Jason DaSilva said after he developed multiple sclerosis about 10 years ago, getting out got more complicated.
“There were times that I was finding it impossible just to go out and meet a friend at a bar, or have a date,” he said, speaking in his apartment in Queens, New York. It was hard to figure out where his wheelchair would fit, how many stairs there were, whether there was a bathroom he could use. Sometimes even a phone call ahead couldn’t clarify all his questions.
So, DaSilva made an app, AXS Map, which uses Google Places to let people around the world post detailed reviews about accessibility. He imagined it working like Yelp, but for people with various types of physical disabilities.
Yelp has a single yes/no question about whether venues are accessible to people in wheelchairs.
“That’s not enough data. We want more specifics,” he said. There are different kinds of wheelchairs, of course, and people who may be able to make it up or down a couple stairs where others can't. Noise level and how crowded or well-lit a place is may also be factors in accessibility.
The app is free, but DaSilva has a related startup that’s looking for investors. Other people have made apps in German and Japanese, and there are apps that focus on Canada, Ireland and Brazil. Another deals exclusively with rating hotels for accessibility. DaSilva said he still hopes to become the biggest.
“We have over 100,000 reviews around the world.”
These apps could, in theory, help 15 percent of the world’s population — that’s the number of people the World Health Organization estimates have some sort of disability. Businesses and public facilities often aren’t accessible for those billion-plus people, and regulations and enforcement vary by country.

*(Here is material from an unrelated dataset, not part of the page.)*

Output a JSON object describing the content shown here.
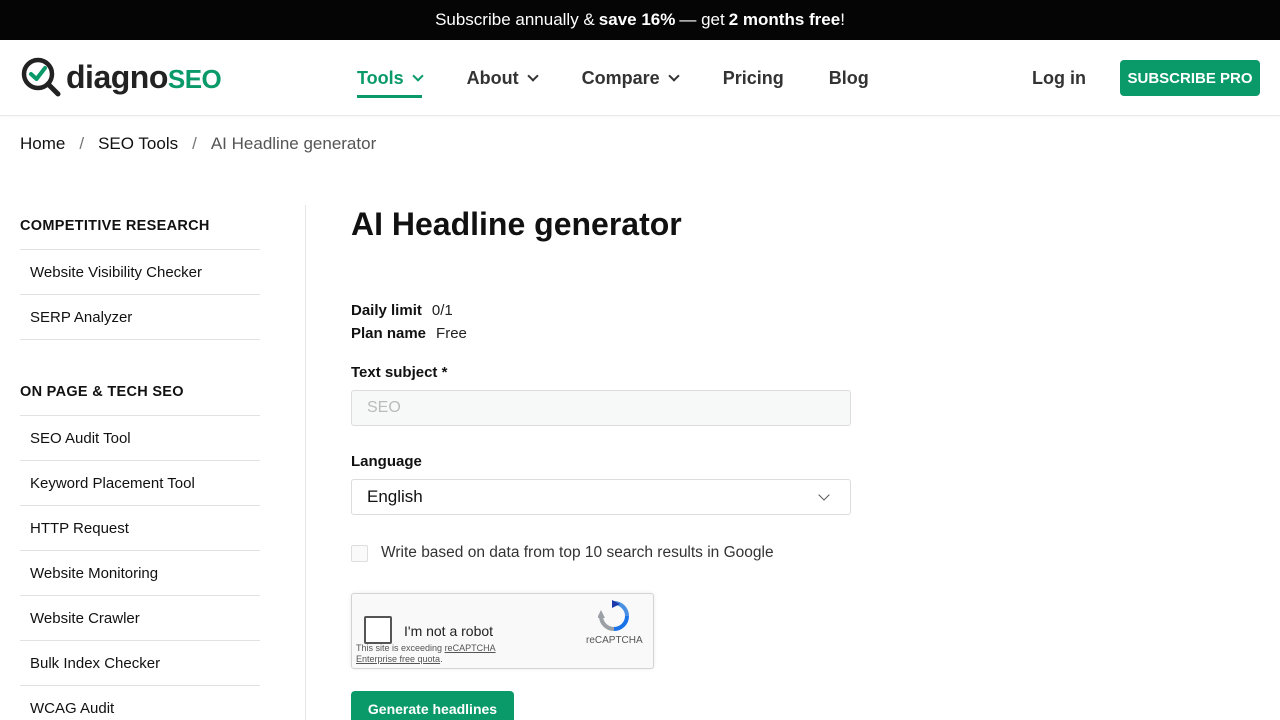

Updating public and private spaces to be accessible will be a part of the discussion at a United Nations meeting of states' parties to the Convention on the Rights of Persons with Disabilities this month in New York. (The convention, by the way, is a treaty the U.S. has yet to ratify.) Derrick Cogburn, associate professor of International Relations at the School of International Service at American University, is presenting on the role of technology in that effort. He thinks big data and crowdsourcing are the future of accessibility.
“The disability community can really vote with their pocketbooks, so to speak,” he said. "It will have an impact on businesses in the same way that Yelp and Travelocity have had on companies."

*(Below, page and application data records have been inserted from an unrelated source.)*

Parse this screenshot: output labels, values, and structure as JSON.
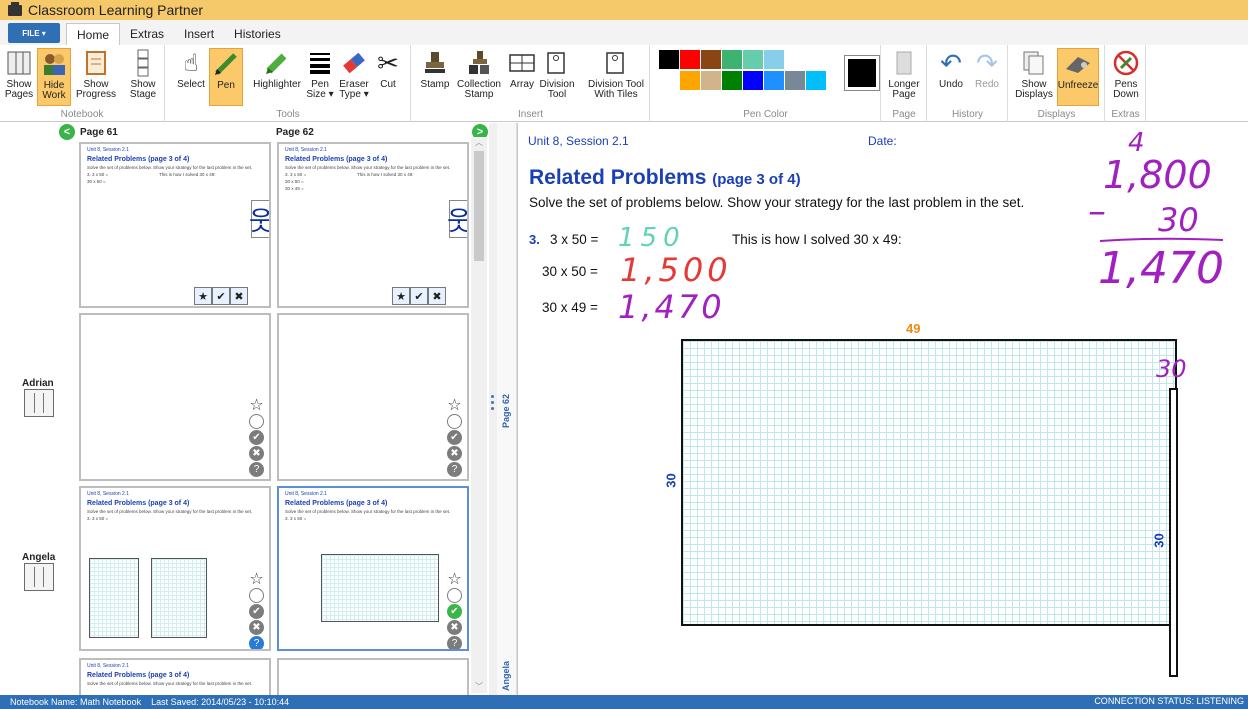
{
  "title": "Classroom Learning Partner",
  "tabs": {
    "file": "FILE ▾",
    "home": "Home",
    "extras": "Extras",
    "insert": "Insert",
    "histories": "Histories"
  },
  "ribbon": {
    "notebook": {
      "label": "Notebook",
      "show_pages": "Show\nPages",
      "hide_work": "Hide\nWork",
      "show_progress": "Show\nProgress",
      "show_stage": "Show\nStage"
    },
    "tools": {
      "label": "Tools",
      "select": "Select",
      "pen": "Pen",
      "highlighter": "Highlighter",
      "pen_size": "Pen\nSize ▾",
      "eraser_type": "Eraser\nType ▾",
      "cut": "Cut"
    },
    "insert": {
      "label": "Insert",
      "stamp": "Stamp",
      "collection_stamp": "Collection\nStamp",
      "array": "Array",
      "division_tool": "Division\nTool",
      "division_tool_tiles": "Division Tool\nWith Tiles"
    },
    "pen_color": {
      "label": "Pen Color",
      "swatches": [
        "#000000",
        "#ff0000",
        "#8b4513",
        "#3cb371",
        "#66cdaa",
        "#87ceeb",
        "#ffffff",
        "#ffffff",
        "#ffffff",
        "#ffffff",
        "#ffa500",
        "#d2b48c",
        "#008000",
        "#0000ff",
        "#1e90ff",
        "#778899",
        "#00bfff",
        "#ffffff"
      ],
      "selected": "#000000"
    },
    "page": {
      "label": "Page",
      "longer_page": "Longer\nPage"
    },
    "history": {
      "label": "History",
      "undo": "Undo",
      "redo": "Redo"
    },
    "displays": {
      "label": "Displays",
      "show_displays": "Show\nDisplays",
      "unfreeze": "Unfreeze"
    },
    "extras": {
      "label": "Extras",
      "pens_down": "Pens\nDown"
    }
  },
  "left_panel": {
    "page_61": "Page 61",
    "page_62": "Page 62",
    "students": [
      "Adrian",
      "Angela"
    ],
    "thumb": {
      "head_left": "Unit 8, Session 2.1",
      "head_right": "Date:",
      "title": "Related Problems (page 3 of 4)",
      "sub": "Solve the set of problems below. Show your strategy for the last problem in the set.",
      "q1": "3. 3 x 50 =",
      "q1b": "This is how I solved 30 x 49:",
      "q2": "30 x 50 =",
      "q3": "30 x 49 ="
    }
  },
  "side_labels": {
    "page": "Page 62",
    "student": "Angela"
  },
  "main": {
    "unit": "Unit 8, Session 2.1",
    "date": "Date:",
    "title": "Related Problems",
    "title_sub": "(page 3 of 4)",
    "subtitle": "Solve the set of problems below. Show your strategy for the last problem in the set.",
    "q_num": "3.",
    "q1": "3 x 50 =",
    "q1_answer": "150",
    "q1_text": "This is how I solved 30 x 49:",
    "q2": "30 x 50 =",
    "q2_answer": "1,500",
    "q3": "30 x 49 =",
    "q3_answer": "1,470",
    "array_top": "49",
    "array_side": "30",
    "bar_side": "30",
    "bar_top": "30",
    "work": {
      "carry": "4",
      "minuend": "1,800",
      "subtrahend": "30",
      "minus": "–",
      "result": "1,470"
    }
  },
  "status": {
    "left": "Notebook Name: Math Notebook    Last Saved: 2014/05/23 - 10:10:44",
    "right": "CONNECTION STATUS: LISTENING"
  }
}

Other apps for people with disabilities might focus on direct assistance. Professor Erin Brady from Indiana University helped develop a tool that lets people who are visually impaired get a description of their surroundings.
"Many of these tools actually rely on the fact that humans are actually able to do some tasks better than automation or technology can currently. We're using humans because they're better at answering these kind of complex or subjective questions."
I wanted to see AXS Map in action, so I opened it up on a busy block in Brooklyn. After a little bit of filtering and scrolling, I found a restaurant called Yayo’s just down the block. Up a short ramp into a big open space, I met manager Geronimo Diaz.
“We try to accommodate every wheelchair that comes here no matter how busy we are,” he said. "That is a priority for us."
In theory, every U.S. business is supposed to be accessible, but older businesses often haven’t made those updates; if they were built before the passage of the Americans with Disabilities Act in 1990, small businesses may be able to avoid the regulations until they renovate or expand.
Diaz said Yayo’s first became accessible when it was renovated, and the changes were required. Now, people in wheelchairs are some of the restaurant’s most loyal customers.
“They keep on coming back,” he said.
But a lot of businesses still aren’t thinking about disabled customers. Crowdsourcing is a workaround, and eventually, it might be a way to pressure them to change.
DaSilva, for his part, is working on a virtual reality project that would let people with disabilities actually preview a location in 3-D before going there — it's the next step, he said, in using technology to gather accessibility info.
“Imagine being a person in a wheelchair, or with a developmental disability,” he said. “You can see Grand Central Station before you get there.”